We flew over on Easy Jet. No complaints about the basic service; the plane arrived on time and the cabin crew were efficient if a bit bossy.
We had to be a at the airport by 5.00 am so I had hoped to sleep on the flight. But every time I started to snooze I was woken by a voice on the Tannoy encouraging me to spend some money. During the flight we were asked to shell out for:
headphones for the film
snacks (whose modest virtues were described in ludicrous detail)
booze, perfume and cuddly toys
The idea that my flight is an opportunity for the airline to hard-sell at me for three hours was reminiscent of other recent experiences of consumer capitalism's aggressive pushiness.
Buying a laptop at PC World the saleswomen was incredulous when I turned down the offer of two months free cover as an incentive to sign up for the store's service and advice cover. I had to say 'no' with increasing insistence for about ten minutes before she shook her head and sighed deeply at my sheer bloody mindedness.
Then a few days later a friend was comparing prices from Virgin and BT to have a broadband package in the home. Leaflets came through the door with attractive and strikingly different all-in monthly prices on their cover. It took a couple of hours of ploughing through the small print to work out that the actual cost was two or three times as much and, if everything was included, the prices were virtually identical.
Consumers are being (a bit) more careful with their money and companies increasingly look to make profit not from the core product (which tends to be subject to a very competitive market) but the various add-ons. Combined, these factors have led to an inversion of the claim companies like to make about their customers. Instead of being privileged people who deserve to be looked after in return for their service, we have become sitting ducks at which to fire volleys of further offers and demands.
For decades we have been told that the public sector needs to be more like the private sector. But while my Lambeth Council dustman may not exactly be a ray of sunshine when he takes away my rubbish, at least he doesn't wake me up to demand I buy scented bin liners and 'split bags cover insurance' from him.
In his fifth post for the RSA Living Change Campaign, Matthew Taylor explores some of the implications of the framework he has outlined over the last month and asks why ideas like these aren’t more widely known and used.
As we emerge from Covid-19, Ruth Hannan argues there is an opportunity to shift from short-term solutions to approaches based on deeper understanding of citizens’ needs and which focus on systemic change.

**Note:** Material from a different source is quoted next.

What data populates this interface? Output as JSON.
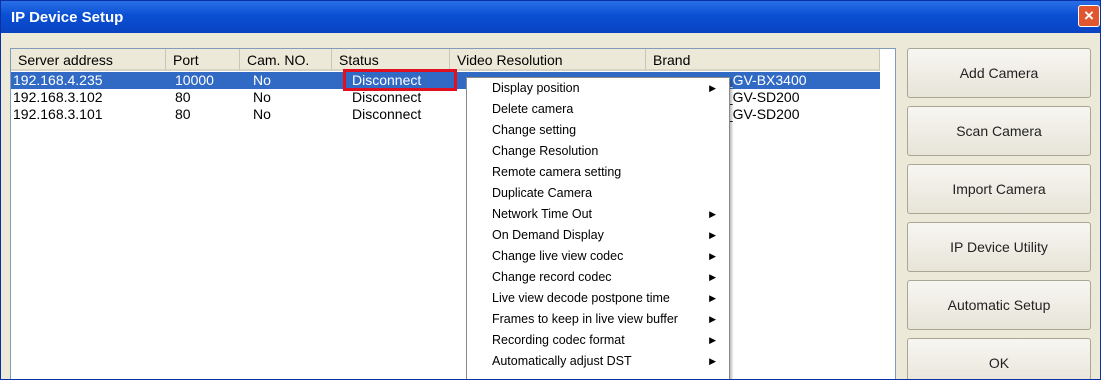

If young people are to flourish in this new world of rapid change and insecurity, we need policies that support young people in the here and now, whilst also protecting their futures. Thinking about economic security is one way to do this.